What you have to do: Print every entry again exactly, with no pictures.

Provided records:

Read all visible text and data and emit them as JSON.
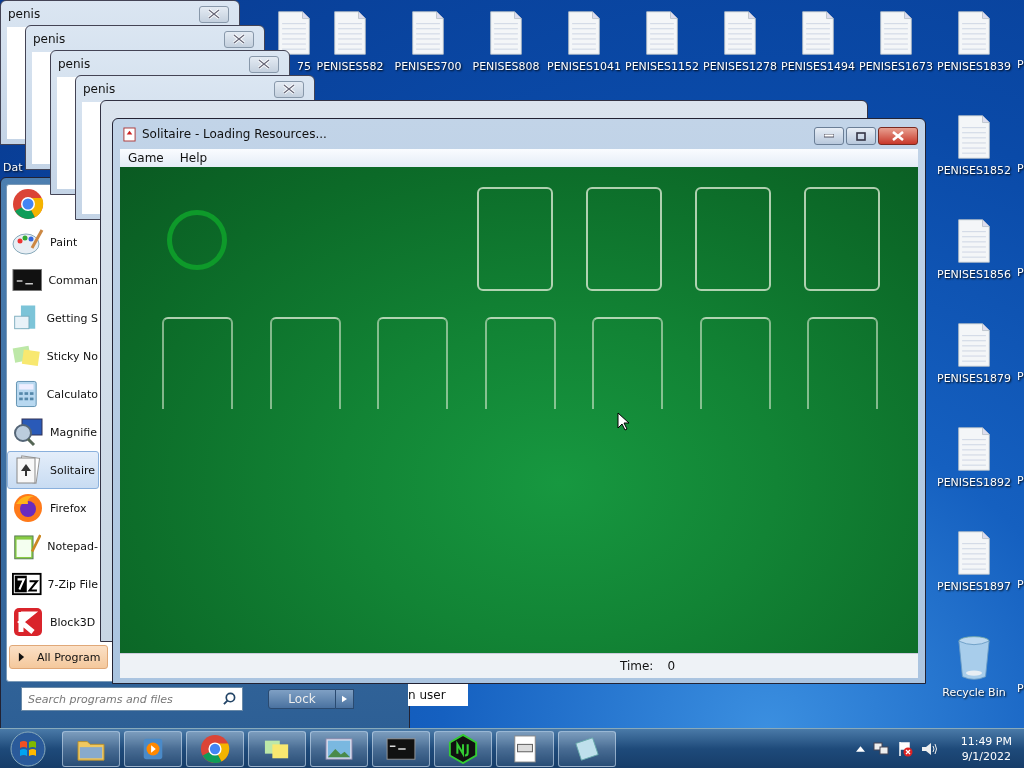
{
  "desktop": {
    "top_row_icons": [
      {
        "label": "75",
        "kind": "file"
      },
      {
        "label": "PENISES582",
        "kind": "file"
      },
      {
        "label": "PENISES700",
        "kind": "file"
      },
      {
        "label": "PENISES808",
        "kind": "file"
      },
      {
        "label": "PENISES1041",
        "kind": "file"
      },
      {
        "label": "PENISES1152",
        "kind": "file"
      },
      {
        "label": "PENISES1278",
        "kind": "file"
      },
      {
        "label": "PENISES1494",
        "kind": "file"
      },
      {
        "label": "PENISES1673",
        "kind": "file"
      },
      {
        "label": "PENISES1839",
        "kind": "file"
      }
    ],
    "right_column_icons": [
      {
        "label": "PENISES1852",
        "kind": "file"
      },
      {
        "label": "PENISES1856",
        "kind": "file"
      },
      {
        "label": "PENISES1879",
        "kind": "file"
      },
      {
        "label": "PENISES1892",
        "kind": "file"
      },
      {
        "label": "PENISES1897",
        "kind": "file"
      },
      {
        "label": "Recycle Bin",
        "kind": "recycle"
      }
    ],
    "edge_labels": [
      "P",
      "P",
      "P",
      "P",
      "P",
      "P",
      "P"
    ],
    "partial_label": "Dat"
  },
  "message_windows": [
    {
      "title": "penis"
    },
    {
      "title": "penis"
    },
    {
      "title": "penis"
    },
    {
      "title": "penis"
    }
  ],
  "start_menu": {
    "items": [
      {
        "selected": false
      },
      {
        "label": "Paint",
        "selected": false
      },
      {
        "label": "Comman",
        "selected": false
      },
      {
        "label": "Getting S",
        "selected": false
      },
      {
        "label": "Sticky No",
        "selected": false
      },
      {
        "label": "Calculato",
        "selected": false
      },
      {
        "label": "Magnifie",
        "selected": false
      },
      {
        "label": "Solitaire",
        "selected": true
      },
      {
        "label": "Firefox",
        "selected": false
      },
      {
        "label": "Notepad-",
        "selected": false
      },
      {
        "label": "7-Zip File",
        "selected": false
      },
      {
        "label": "Block3D",
        "selected": false
      }
    ],
    "all_programs": "All Program",
    "search": {
      "placeholder": "Search programs and files"
    },
    "lock_button": "Lock",
    "user_item": "n user"
  },
  "solitaire": {
    "title": "Solitaire - Loading Resources...",
    "menu": [
      "Game",
      "Help"
    ],
    "status": {
      "label": "Time:",
      "value": "0"
    }
  },
  "taskbar": {
    "time": "11:49 PM",
    "date": "9/1/2022"
  }
}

Exercise answer:
Read all visible text and data and emit them as JSON.
{
  "desktop": {
    "top_row_icons": [
      {
        "label": "75",
        "kind": "file"
      },
      {
        "label": "PENISES582",
        "kind": "file"
      },
      {
        "label": "PENISES700",
        "kind": "file"
      },
      {
        "label": "PENISES808",
        "kind": "file"
      },
      {
        "label": "PENISES1041",
        "kind": "file"
      },
      {
        "label": "PENISES1152",
        "kind": "file"
      },
      {
        "label": "PENISES1278",
        "kind": "file"
      },
      {
        "label": "PENISES1494",
        "kind": "file"
      },
      {
        "label": "PENISES1673",
        "kind": "file"
      },
      {
        "label": "PENISES1839",
        "kind": "file"
      }
    ],
    "right_column_icons": [
      {
        "label": "PENISES1852",
        "kind": "file"
      },
      {
        "label": "PENISES1856",
        "kind": "file"
      },
      {
        "label": "PENISES1879",
        "kind": "file"
      },
      {
        "label": "PENISES1892",
        "kind": "file"
      },
      {
        "label": "PENISES1897",
        "kind": "file"
      },
      {
        "label": "Recycle Bin",
        "kind": "recycle"
      }
    ],
    "edge_labels": [
      "P",
      "P",
      "P",
      "P",
      "P",
      "P",
      "P"
    ],
    "partial_label": "Dat"
  },
  "message_windows": [
    {
      "title": "penis"
    },
    {
      "title": "penis"
    },
    {
      "title": "penis"
    },
    {
      "title": "penis"
    }
  ],
  "start_menu": {
    "items": [
      {
        "selected": false
      },
      {
        "label": "Paint",
        "selected": false
      },
      {
        "label": "Comman",
        "selected": false
      },
      {
        "label": "Getting S",
        "selected": false
      },
      {
        "label": "Sticky No",
        "selected": false
      },
      {
        "label": "Calculato",
        "selected": false
      },
      {
        "label": "Magnifie",
        "selected": false
      },
      {
        "label": "Solitaire",
        "selected": true
      },
      {
        "label": "Firefox",
        "selected": false
      },
      {
        "label": "Notepad-",
        "selected": false
      },
      {
        "label": "7-Zip File",
        "selected": false
      },
      {
        "label": "Block3D",
        "selected": false
      }
    ],
    "all_programs": "All Program",
    "search": {
      "placeholder": "Search programs and files"
    },
    "lock_button": "Lock",
    "user_item": "n user"
  },
  "solitaire": {
    "title": "Solitaire - Loading Resources...",
    "menu": [
      "Game",
      "Help"
    ],
    "status": {
      "label": "Time:",
      "value": "0"
    }
  },
  "taskbar": {
    "time": "11:49 PM",
    "date": "9/1/2022"
  }
}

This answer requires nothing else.